[What you need to do]: The records below must be reproduced exactly, excluding any pictures.

# # #

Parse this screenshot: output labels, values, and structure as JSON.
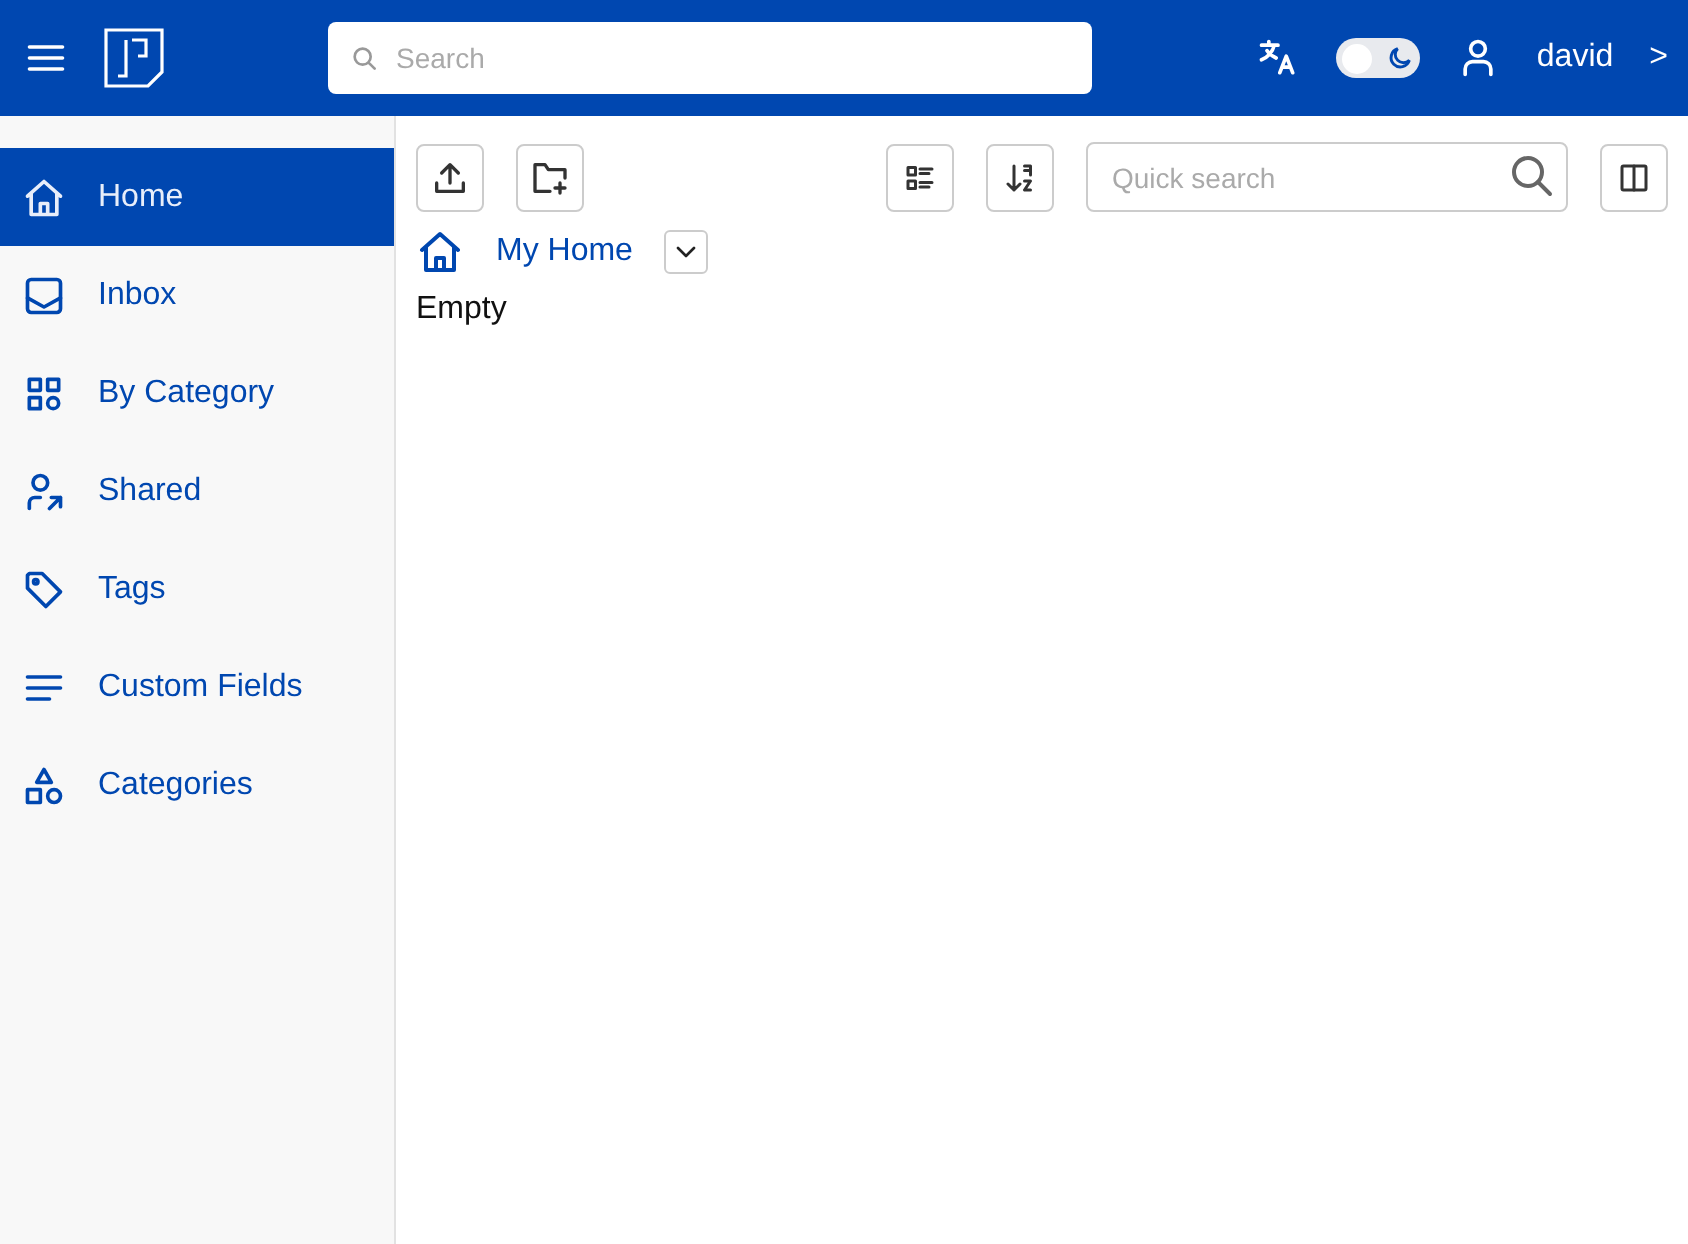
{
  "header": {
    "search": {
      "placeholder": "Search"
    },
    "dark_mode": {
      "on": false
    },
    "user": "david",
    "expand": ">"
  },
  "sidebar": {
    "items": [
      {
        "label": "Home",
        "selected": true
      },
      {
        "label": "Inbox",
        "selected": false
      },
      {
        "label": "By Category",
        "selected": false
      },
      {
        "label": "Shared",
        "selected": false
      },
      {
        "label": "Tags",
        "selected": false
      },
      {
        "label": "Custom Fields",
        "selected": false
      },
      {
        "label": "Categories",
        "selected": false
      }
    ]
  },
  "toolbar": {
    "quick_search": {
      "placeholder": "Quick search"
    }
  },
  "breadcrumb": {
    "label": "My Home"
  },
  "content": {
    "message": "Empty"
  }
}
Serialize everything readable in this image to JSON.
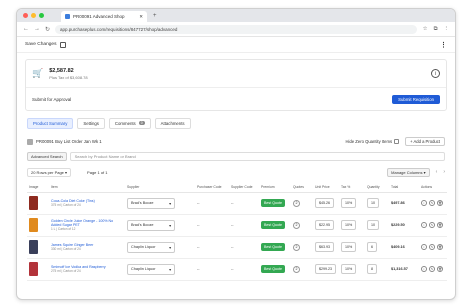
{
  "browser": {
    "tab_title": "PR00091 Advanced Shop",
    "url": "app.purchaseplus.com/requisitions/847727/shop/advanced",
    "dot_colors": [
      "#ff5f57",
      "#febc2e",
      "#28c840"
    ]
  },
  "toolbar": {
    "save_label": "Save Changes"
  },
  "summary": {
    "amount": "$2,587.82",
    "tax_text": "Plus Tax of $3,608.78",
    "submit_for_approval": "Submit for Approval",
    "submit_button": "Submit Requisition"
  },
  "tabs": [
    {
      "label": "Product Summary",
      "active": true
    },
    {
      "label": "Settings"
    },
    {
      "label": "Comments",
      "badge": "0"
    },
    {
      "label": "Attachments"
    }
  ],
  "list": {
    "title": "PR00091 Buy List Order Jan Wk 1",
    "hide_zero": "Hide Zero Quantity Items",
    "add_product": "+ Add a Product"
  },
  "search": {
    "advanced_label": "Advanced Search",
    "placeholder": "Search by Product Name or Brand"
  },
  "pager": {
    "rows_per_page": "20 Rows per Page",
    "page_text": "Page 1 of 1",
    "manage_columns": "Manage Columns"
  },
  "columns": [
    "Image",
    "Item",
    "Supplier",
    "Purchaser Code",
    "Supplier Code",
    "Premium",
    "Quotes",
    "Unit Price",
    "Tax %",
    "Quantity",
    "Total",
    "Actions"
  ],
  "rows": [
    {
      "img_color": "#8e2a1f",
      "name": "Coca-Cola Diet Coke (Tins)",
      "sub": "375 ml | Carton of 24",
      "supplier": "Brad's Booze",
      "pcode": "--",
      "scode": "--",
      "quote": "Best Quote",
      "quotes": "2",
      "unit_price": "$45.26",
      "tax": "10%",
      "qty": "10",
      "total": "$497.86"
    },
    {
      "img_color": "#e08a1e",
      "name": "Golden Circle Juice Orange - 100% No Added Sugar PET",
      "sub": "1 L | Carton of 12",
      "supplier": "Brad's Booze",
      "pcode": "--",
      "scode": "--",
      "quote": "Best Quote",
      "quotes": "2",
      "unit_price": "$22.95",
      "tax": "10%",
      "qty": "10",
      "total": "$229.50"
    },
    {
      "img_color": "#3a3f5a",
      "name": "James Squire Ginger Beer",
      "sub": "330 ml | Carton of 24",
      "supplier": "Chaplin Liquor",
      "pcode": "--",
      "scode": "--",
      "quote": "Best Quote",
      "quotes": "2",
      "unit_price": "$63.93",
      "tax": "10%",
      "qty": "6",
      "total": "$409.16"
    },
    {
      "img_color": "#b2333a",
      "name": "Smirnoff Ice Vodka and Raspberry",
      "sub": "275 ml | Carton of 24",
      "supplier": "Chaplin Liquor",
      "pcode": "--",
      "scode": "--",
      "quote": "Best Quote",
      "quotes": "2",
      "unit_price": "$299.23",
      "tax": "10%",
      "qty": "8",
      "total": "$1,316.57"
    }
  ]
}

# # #

[Exercise answer]:
Parse this screenshot: output labels, values, and structure as JSON.
{
  "header": {
    "search": {
      "placeholder": "Search"
    },
    "dark_mode": {
      "on": false
    },
    "user": "david",
    "expand": ">"
  },
  "sidebar": {
    "items": [
      {
        "label": "Home",
        "selected": true
      },
      {
        "label": "Inbox",
        "selected": false
      },
      {
        "label": "By Category",
        "selected": false
      },
      {
        "label": "Shared",
        "selected": false
      },
      {
        "label": "Tags",
        "selected": false
      },
      {
        "label": "Custom Fields",
        "selected": false
      },
      {
        "label": "Categories",
        "selected": false
      }
    ]
  },
  "toolbar": {
    "quick_search": {
      "placeholder": "Quick search"
    }
  },
  "breadcrumb": {
    "label": "My Home"
  },
  "content": {
    "message": "Empty"
  }
}
Serialize everything readable in this image to JSON.
{
  "browser": {
    "tab_title": "PR00091 Advanced Shop",
    "url": "app.purchaseplus.com/requisitions/847727/shop/advanced",
    "dot_colors": [
      "#ff5f57",
      "#febc2e",
      "#28c840"
    ]
  },
  "toolbar": {
    "save_label": "Save Changes"
  },
  "summary": {
    "amount": "$2,587.82",
    "tax_text": "Plus Tax of $3,608.78",
    "submit_for_approval": "Submit for Approval",
    "submit_button": "Submit Requisition"
  },
  "tabs": [
    {
      "label": "Product Summary",
      "active": true
    },
    {
      "label": "Settings"
    },
    {
      "label": "Comments",
      "badge": "0"
    },
    {
      "label": "Attachments"
    }
  ],
  "list": {
    "title": "PR00091 Buy List Order Jan Wk 1",
    "hide_zero": "Hide Zero Quantity Items",
    "add_product": "+ Add a Product"
  },
  "search": {
    "advanced_label": "Advanced Search",
    "placeholder": "Search by Product Name or Brand"
  },
  "pager": {
    "rows_per_page": "20 Rows per Page",
    "page_text": "Page 1 of 1",
    "manage_columns": "Manage Columns"
  },
  "columns": [
    "Image",
    "Item",
    "Supplier",
    "Purchaser Code",
    "Supplier Code",
    "Premium",
    "Quotes",
    "Unit Price",
    "Tax %",
    "Quantity",
    "Total",
    "Actions"
  ],
  "rows": [
    {
      "img_color": "#8e2a1f",
      "name": "Coca-Cola Diet Coke (Tins)",
      "sub": "375 ml | Carton of 24",
      "supplier": "Brad's Booze",
      "pcode": "--",
      "scode": "--",
      "quote": "Best Quote",
      "quotes": "2",
      "unit_price": "$45.26",
      "tax": "10%",
      "qty": "10",
      "total": "$497.86"
    },
    {
      "img_color": "#e08a1e",
      "name": "Golden Circle Juice Orange - 100% No Added Sugar PET",
      "sub": "1 L | Carton of 12",
      "supplier": "Brad's Booze",
      "pcode": "--",
      "scode": "--",
      "quote": "Best Quote",
      "quotes": "2",
      "unit_price": "$22.95",
      "tax": "10%",
      "qty": "10",
      "total": "$229.50"
    },
    {
      "img_color": "#3a3f5a",
      "name": "James Squire Ginger Beer",
      "sub": "330 ml | Carton of 24",
      "supplier": "Chaplin Liquor",
      "pcode": "--",
      "scode": "--",
      "quote": "Best Quote",
      "quotes": "2",
      "unit_price": "$63.93",
      "tax": "10%",
      "qty": "6",
      "total": "$409.16"
    },
    {
      "img_color": "#b2333a",
      "name": "Smirnoff Ice Vodka and Raspberry",
      "sub": "275 ml | Carton of 24",
      "supplier": "Chaplin Liquor",
      "pcode": "--",
      "scode": "--",
      "quote": "Best Quote",
      "quotes": "2",
      "unit_price": "$299.23",
      "tax": "10%",
      "qty": "8",
      "total": "$1,316.57"
    }
  ]
}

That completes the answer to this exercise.